Fear: The Root of Hatred and Great Enemy of Community

I’ve been hearing the word “hate” a lot lately. It’s not a new concept. Though one may try and protect the unconditional loving innocence of a child, hatred is a notion that one grows into this world understanding at an early age. I watched examples of hatred in TV programs, learned about it in history books, and even experienced it from those around me personally. Hatred is not foreign to me. However, as of late, examples of hatred in our country have saturated our political, social and religious climate in ways that are inescapable. Everywhere you turn, hate is being discussed. Hate is being revered while at the same time that very hate is being challenged. Hate is being emblematized on my television screen and embodied on my computer screen. Its ignorance and violence is no respecter of person. I’d even go as far as to say that hatred’s blindness would have it believe itself to be love.

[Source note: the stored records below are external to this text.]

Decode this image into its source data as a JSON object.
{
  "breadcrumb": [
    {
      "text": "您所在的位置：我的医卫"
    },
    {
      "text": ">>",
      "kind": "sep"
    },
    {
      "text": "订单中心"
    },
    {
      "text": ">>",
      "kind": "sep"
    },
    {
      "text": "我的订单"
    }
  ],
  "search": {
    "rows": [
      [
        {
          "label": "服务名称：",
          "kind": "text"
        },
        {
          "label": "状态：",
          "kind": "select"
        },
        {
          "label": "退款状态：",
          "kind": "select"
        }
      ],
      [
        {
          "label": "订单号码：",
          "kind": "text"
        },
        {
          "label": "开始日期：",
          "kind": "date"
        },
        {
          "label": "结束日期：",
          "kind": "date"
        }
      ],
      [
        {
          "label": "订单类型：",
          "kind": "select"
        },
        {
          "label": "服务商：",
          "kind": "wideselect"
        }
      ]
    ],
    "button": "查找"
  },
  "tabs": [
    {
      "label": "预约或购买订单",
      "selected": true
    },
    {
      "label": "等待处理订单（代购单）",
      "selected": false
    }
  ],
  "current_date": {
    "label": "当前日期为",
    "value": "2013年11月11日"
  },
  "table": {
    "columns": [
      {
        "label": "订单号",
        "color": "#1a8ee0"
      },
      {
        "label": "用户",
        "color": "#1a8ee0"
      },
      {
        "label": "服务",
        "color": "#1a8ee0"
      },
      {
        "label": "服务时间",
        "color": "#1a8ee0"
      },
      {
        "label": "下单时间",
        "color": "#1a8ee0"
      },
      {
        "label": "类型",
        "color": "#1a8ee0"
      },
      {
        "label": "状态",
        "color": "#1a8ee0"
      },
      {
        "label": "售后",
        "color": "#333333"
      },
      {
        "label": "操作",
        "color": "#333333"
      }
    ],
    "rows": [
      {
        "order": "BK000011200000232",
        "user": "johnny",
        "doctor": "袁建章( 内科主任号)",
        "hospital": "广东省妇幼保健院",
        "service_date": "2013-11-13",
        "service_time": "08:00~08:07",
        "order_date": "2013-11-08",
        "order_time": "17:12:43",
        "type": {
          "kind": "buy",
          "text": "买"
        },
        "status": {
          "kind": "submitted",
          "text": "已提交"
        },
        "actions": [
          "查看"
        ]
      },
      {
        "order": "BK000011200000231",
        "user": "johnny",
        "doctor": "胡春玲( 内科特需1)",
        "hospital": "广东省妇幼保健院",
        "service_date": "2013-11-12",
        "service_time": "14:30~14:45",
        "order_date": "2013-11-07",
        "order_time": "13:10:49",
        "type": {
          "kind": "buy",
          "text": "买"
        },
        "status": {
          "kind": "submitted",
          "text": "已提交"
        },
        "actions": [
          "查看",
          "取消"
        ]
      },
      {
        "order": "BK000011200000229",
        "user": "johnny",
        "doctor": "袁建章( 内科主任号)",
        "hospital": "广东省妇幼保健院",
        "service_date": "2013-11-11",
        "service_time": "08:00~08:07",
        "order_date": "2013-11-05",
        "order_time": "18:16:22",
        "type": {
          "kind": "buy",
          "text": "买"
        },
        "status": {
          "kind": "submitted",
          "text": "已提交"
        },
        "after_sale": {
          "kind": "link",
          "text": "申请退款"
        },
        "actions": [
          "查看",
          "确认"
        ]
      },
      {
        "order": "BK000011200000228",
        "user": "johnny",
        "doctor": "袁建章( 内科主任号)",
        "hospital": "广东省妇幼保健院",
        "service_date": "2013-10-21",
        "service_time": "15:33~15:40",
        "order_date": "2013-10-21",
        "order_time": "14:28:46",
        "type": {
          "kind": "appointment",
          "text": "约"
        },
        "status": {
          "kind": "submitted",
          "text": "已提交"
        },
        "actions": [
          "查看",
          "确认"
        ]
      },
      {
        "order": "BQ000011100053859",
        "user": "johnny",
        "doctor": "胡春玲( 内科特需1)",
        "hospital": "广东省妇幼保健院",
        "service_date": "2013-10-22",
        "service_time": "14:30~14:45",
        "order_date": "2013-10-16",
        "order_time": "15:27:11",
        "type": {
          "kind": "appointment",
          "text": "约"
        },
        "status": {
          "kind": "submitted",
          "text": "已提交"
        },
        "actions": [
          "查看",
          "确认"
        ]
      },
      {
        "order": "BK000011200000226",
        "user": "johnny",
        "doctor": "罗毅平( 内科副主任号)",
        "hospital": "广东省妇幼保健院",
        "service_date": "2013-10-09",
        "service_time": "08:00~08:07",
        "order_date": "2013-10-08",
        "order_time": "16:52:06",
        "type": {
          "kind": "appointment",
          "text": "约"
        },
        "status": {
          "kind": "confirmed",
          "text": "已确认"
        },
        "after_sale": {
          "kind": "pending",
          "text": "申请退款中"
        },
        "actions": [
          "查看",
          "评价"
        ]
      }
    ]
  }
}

I’ve looked up definitions of hatred to get to know it better and to gain an understanding of it. I can see the effects of hatred and even the symptoms, but I fail to understand its philosophy. Definitions of hatred use terms such as “dislike”, “intolerance” and “hostility”, all of which seem to fall short of the vehement fruit that we see it bear. It was later that I realized that hatred never exists apart from its main counter part, and perhaps it’s through that, we can come to discover what hatred’s end game is. At the root of hatred is its counterpart, fear.

“The enemy is fear. We think it is hate; but it is really fear.” – Mahatma Ghandi

“In time we hate that which we often fear.” – William Shakespeare

“Such love has no fear, because perfect love expels all fear. If we are afraid, it is for fear of punishment, and this shows that we have not fully experienced his perfect love. We love each other[b] because he loved us first. If someone says, “I love God,” but hates a fellow believer,[c] that person is a liar; for if we don’t love people we can see, how can we love God, whom we cannot see?”– 1 John: 4

In his essay “The Growing Age”, Howard Thurman said that fear is the great enemy of community. If fear is the great enemy of community, could it be that this gives us an idea into the end game of hatred? In my mind, this end game would be to separate us from God and subsequently from our very own souls.

In the book of Genesis, the creation story concludes with God’s final creation in humankind. “Let us make man in our own image”, God says. In Christian Trinitarian theology, this “us” is an essential part of this creation story because it insinuates plurality, which would accommodate the presence of Christ and the Holy Spirit. There is this idea that though God is one, God exists in community; and if God exists in community, and we were made in the image of God, then we, too can only discover ourselves and know God through community. Whether this aligns with your perspective of God or not, hopefully we can all agree to the significance of God’s continual emphasis on creating and sustaining community in and throughout history.

There is a poem by William Blake that Martin Luther King, Jr. used to quote.

“I sought my soul, But my soul I could not see. I sought my God, But my God eluded me. I sought my brother, And I found all three.”

It suggests that through our love of “other” and of neighbor, that we find both our own souls as well as God. If fear is the root of hatred, and fear is the enemy of community, then the further we move away from community, the further we move away from God. That is the godless society in which we should fear. A society so polarized and embittered that God cannot live among us. A society so detached that we lose our very souls.

In that same essay, Howard Thurman went on to say, “One has to deal with hatred.” I echo those sentiments. Hatred cannot only be assessed, but it must be dealt with. We must start with confronting it within ourselves among our own fears and how we may be out of harmony with others. Then we can navigate the challenging realities of confronting the human family in its own incongruity.